───── The data ─────

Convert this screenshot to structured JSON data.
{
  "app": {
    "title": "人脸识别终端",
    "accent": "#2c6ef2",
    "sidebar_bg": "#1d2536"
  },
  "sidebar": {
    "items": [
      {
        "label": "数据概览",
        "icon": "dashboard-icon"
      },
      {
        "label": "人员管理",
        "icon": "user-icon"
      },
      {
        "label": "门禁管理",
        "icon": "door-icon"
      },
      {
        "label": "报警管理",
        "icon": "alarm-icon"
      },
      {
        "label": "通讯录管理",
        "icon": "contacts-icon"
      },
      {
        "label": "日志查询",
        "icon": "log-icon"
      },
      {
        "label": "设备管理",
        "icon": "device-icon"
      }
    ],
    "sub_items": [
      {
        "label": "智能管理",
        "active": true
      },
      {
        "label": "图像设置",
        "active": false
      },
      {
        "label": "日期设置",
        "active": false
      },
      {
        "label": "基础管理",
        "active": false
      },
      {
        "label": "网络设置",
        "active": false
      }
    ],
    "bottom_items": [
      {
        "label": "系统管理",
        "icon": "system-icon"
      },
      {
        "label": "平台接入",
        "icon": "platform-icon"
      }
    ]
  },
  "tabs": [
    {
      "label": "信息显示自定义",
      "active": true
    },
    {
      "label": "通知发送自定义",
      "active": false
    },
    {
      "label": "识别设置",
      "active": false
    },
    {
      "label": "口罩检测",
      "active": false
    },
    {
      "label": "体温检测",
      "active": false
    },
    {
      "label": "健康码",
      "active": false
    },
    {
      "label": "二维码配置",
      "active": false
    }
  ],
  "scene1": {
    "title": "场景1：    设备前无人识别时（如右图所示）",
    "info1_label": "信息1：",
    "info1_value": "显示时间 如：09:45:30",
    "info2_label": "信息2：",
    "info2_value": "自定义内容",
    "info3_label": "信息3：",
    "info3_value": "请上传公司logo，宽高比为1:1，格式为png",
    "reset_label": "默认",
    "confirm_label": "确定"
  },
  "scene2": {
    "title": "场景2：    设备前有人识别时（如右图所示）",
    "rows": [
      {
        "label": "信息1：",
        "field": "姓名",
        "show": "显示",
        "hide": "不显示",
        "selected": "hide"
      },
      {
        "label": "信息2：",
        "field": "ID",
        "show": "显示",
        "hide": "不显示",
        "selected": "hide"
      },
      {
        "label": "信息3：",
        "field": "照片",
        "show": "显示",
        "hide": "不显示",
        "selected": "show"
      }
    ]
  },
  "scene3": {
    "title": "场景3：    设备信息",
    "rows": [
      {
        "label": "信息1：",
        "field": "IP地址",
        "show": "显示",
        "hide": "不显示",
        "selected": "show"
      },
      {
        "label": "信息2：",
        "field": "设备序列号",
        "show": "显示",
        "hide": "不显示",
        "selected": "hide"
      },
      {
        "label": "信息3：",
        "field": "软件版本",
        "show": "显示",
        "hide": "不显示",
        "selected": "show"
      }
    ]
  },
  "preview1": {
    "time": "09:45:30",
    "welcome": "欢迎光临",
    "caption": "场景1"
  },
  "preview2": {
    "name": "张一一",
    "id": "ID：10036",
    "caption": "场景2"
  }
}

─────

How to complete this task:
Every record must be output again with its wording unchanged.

Solution for this task:
Convert this screenshot to structured JSON data.
{
  "app": {
    "title": "人脸识别终端",
    "accent": "#2c6ef2",
    "sidebar_bg": "#1d2536"
  },
  "sidebar": {
    "items": [
      {
        "label": "数据概览",
        "icon": "dashboard-icon"
      },
      {
        "label": "人员管理",
        "icon": "user-icon"
      },
      {
        "label": "门禁管理",
        "icon": "door-icon"
      },
      {
        "label": "报警管理",
        "icon": "alarm-icon"
      },
      {
        "label": "通讯录管理",
        "icon": "contacts-icon"
      },
      {
        "label": "日志查询",
        "icon": "log-icon"
      },
      {
        "label": "设备管理",
        "icon": "device-icon"
      }
    ],
    "sub_items": [
      {
        "label": "智能管理",
        "active": true
      },
      {
        "label": "图像设置",
        "active": false
      },
      {
        "label": "日期设置",
        "active": false
      },
      {
        "label": "基础管理",
        "active": false
      },
      {
        "label": "网络设置",
        "active": false
      }
    ],
    "bottom_items": [
      {
        "label": "系统管理",
        "icon": "system-icon"
      },
      {
        "label": "平台接入",
        "icon": "platform-icon"
      }
    ]
  },
  "tabs": [
    {
      "label": "信息显示自定义",
      "active": true
    },
    {
      "label": "通知发送自定义",
      "active": false
    },
    {
      "label": "识别设置",
      "active": false
    },
    {
      "label": "口罩检测",
      "active": false
    },
    {
      "label": "体温检测",
      "active": false
    },
    {
      "label": "健康码",
      "active": false
    },
    {
      "label": "二维码配置",
      "active": false
    }
  ],
  "scene1": {
    "title": "场景1：    设备前无人识别时（如右图所示）",
    "info1_label": "信息1：",
    "info1_value": "显示时间 如：09:45:30",
    "info2_label": "信息2：",
    "info2_value": "自定义内容",
    "info3_label": "信息3：",
    "info3_value": "请上传公司logo，宽高比为1:1，格式为png",
    "reset_label": "默认",
    "confirm_label": "确定"
  },
  "scene2": {
    "title": "场景2：    设备前有人识别时（如右图所示）",
    "rows": [
      {
        "label": "信息1：",
        "field": "姓名",
        "show": "显示",
        "hide": "不显示",
        "selected": "hide"
      },
      {
        "label": "信息2：",
        "field": "ID",
        "show": "显示",
        "hide": "不显示",
        "selected": "hide"
      },
      {
        "label": "信息3：",
        "field": "照片",
        "show": "显示",
        "hide": "不显示",
        "selected": "show"
      }
    ]
  },
  "scene3": {
    "title": "场景3：    设备信息",
    "rows": [
      {
        "label": "信息1：",
        "field": "IP地址",
        "show": "显示",
        "hide": "不显示",
        "selected": "show"
      },
      {
        "label": "信息2：",
        "field": "设备序列号",
        "show": "显示",
        "hide": "不显示",
        "selected": "hide"
      },
      {
        "label": "信息3：",
        "field": "软件版本",
        "show": "显示",
        "hide": "不显示",
        "selected": "show"
      }
    ]
  },
  "preview1": {
    "time": "09:45:30",
    "welcome": "欢迎光临",
    "caption": "场景1"
  },
  "preview2": {
    "name": "张一一",
    "id": "ID：10036",
    "caption": "场景2"
  }
}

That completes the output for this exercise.